You may sell a complex, highly technical product or service, but as it turns out, using fancy, technical jargon doesn’t impress anybody and can actually turn potential buyers away.
Using technical jargon is widely accepted in the high-tech business world when talking amongst peers, but when used in marketing materials and sales correspondence it becomes confusing and is usually lost on the decision maker.
Who Is Your Audience
Determining who reads your marketing materials is the first, vital step to developing relevant marketing and advertising messages. However, oftentimes a marketing piece will be read by different groups of prospects and the message must somehow relate to each of them.
For example, a high-tech product prototype developer would have two target readers of a corporate brochure: the engineer (influencer) and the executive (decision maker).
First, the engineer would read the company’s marketing material to decide if the prototype developer has the appropriate machinery and technical knowledge in place to build the prototype.
When reading the brochure, this reader is looking for technical knowledge, key terms and buzz words.

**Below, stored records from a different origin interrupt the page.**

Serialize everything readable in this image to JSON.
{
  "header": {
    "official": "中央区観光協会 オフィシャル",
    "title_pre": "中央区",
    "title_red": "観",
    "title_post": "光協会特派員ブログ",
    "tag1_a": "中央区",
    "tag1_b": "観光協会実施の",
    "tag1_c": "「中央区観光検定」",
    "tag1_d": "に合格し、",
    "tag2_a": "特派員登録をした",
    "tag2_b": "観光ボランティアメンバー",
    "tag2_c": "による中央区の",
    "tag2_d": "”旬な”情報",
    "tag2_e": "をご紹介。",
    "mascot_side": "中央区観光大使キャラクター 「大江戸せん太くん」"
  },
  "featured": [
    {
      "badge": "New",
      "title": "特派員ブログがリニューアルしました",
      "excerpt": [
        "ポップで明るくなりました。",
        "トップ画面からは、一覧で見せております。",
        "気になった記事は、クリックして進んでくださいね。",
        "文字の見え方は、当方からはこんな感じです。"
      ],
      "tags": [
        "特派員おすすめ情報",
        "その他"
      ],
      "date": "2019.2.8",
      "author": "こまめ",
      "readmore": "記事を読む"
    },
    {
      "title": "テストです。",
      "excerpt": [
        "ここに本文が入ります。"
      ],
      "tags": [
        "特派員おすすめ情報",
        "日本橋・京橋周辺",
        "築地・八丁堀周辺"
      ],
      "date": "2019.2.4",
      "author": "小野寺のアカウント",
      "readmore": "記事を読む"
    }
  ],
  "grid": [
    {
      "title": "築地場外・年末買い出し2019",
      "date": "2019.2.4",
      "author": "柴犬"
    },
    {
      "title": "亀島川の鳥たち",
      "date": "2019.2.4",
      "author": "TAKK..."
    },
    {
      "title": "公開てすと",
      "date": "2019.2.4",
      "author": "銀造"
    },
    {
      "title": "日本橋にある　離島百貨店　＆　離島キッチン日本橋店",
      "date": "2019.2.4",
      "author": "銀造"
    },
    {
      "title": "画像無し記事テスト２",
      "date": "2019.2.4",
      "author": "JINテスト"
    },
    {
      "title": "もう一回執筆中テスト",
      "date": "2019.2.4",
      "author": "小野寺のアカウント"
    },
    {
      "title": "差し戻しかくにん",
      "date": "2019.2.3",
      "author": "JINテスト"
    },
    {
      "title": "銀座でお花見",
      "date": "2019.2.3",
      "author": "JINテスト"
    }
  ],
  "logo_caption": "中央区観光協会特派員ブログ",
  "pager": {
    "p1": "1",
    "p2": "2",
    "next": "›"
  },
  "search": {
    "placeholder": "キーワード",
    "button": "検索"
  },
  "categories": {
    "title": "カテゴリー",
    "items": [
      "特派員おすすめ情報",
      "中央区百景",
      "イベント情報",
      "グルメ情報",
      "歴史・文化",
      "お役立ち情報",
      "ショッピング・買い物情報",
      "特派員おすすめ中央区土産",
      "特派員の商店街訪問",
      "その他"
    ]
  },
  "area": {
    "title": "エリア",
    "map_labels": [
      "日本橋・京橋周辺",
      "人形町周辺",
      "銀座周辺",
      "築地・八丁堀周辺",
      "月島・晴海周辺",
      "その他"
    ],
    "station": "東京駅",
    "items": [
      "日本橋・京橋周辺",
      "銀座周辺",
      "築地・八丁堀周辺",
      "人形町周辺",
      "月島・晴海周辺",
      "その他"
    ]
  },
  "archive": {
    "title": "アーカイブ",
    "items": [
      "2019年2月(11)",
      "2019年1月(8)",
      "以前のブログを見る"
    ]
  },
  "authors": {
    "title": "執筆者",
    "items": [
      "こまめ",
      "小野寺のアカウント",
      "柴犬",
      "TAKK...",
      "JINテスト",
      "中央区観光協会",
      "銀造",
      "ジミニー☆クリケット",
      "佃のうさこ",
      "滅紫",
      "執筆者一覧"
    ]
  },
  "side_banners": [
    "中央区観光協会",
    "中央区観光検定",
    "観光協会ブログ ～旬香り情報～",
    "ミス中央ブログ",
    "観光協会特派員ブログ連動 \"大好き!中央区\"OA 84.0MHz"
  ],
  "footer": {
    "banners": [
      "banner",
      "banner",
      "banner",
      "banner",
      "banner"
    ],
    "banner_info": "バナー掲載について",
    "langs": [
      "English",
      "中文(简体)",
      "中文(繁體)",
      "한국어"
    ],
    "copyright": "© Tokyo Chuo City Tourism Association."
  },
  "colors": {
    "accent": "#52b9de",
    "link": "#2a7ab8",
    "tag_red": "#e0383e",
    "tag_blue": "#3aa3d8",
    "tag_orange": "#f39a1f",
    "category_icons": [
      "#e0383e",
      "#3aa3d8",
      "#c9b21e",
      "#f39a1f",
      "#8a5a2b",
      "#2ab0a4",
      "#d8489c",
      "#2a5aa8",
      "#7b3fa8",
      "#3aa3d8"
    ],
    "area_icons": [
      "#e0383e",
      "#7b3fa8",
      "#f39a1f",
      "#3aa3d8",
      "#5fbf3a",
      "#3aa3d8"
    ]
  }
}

Although, this reader understands the technical jargon, very little is needed to sell this influencer – either you have what they need or you don’t.
On the other hand, the executive or decision maker will also read the prototype developer’s collateral. However, this reader is less interested in the machinery (i.e. details) and may not even understand the technical jargon. Using too much jargon and listing too many features without their benefits, will only turn this buyer away.
Divide and Conquer
There is a happy middle-road. You can successfully speak to both technical influencers and decision makers in one marketing piece, if it is crafted well.
First, most of the marketing piece should be devoted to the benefits that your service or product offers to the decision maker. They, after all, are the ones with the final power to buy your product or service, or not.
When you mention an important piece of machinery, tell why it’s important to delivering your service, or how it adds value to the buyer. For instance, you may use a high speed machine that is faster and more accurate than doing a particular task by hand. This machine allows your company to offer faster delivery and higher quality assurance in the finished product.
Second, use lists and tables to visually separate highly technical information from the rest of the brochure copy. This allows the reader to quickly scan what they do and don’t want to read. This is where you can talk to the technical reader, but the executive reader can see quickly if it pertains to their decision and move on if it doesn’t.
Use Jargon Sparingly
Jargon can be dangerous when left in the wrong hands. Too much and you loose the reader, too little and you don’t appear competent. So how much is the right amount?
If you can’t get through two sentences without an acronym, techie-term, or words that includes capital letters in the middle of them, then you probably have too much jargon clogging up your marketing piece.
Copy should flow easily and be readable by an intelligent person. After reading your marketing piece, they should be able to tell what you are offering. If they can’t, then revisit your marketing piece and rework the placement and amount of jargon that you use and include more benefit statements.
Remember: Benefits sell features, but features don’t sell benefits.
Don’t confuse and enrage your decision making reader. Rather, educate and enlighten them to get the best response from all of your marketing pieces.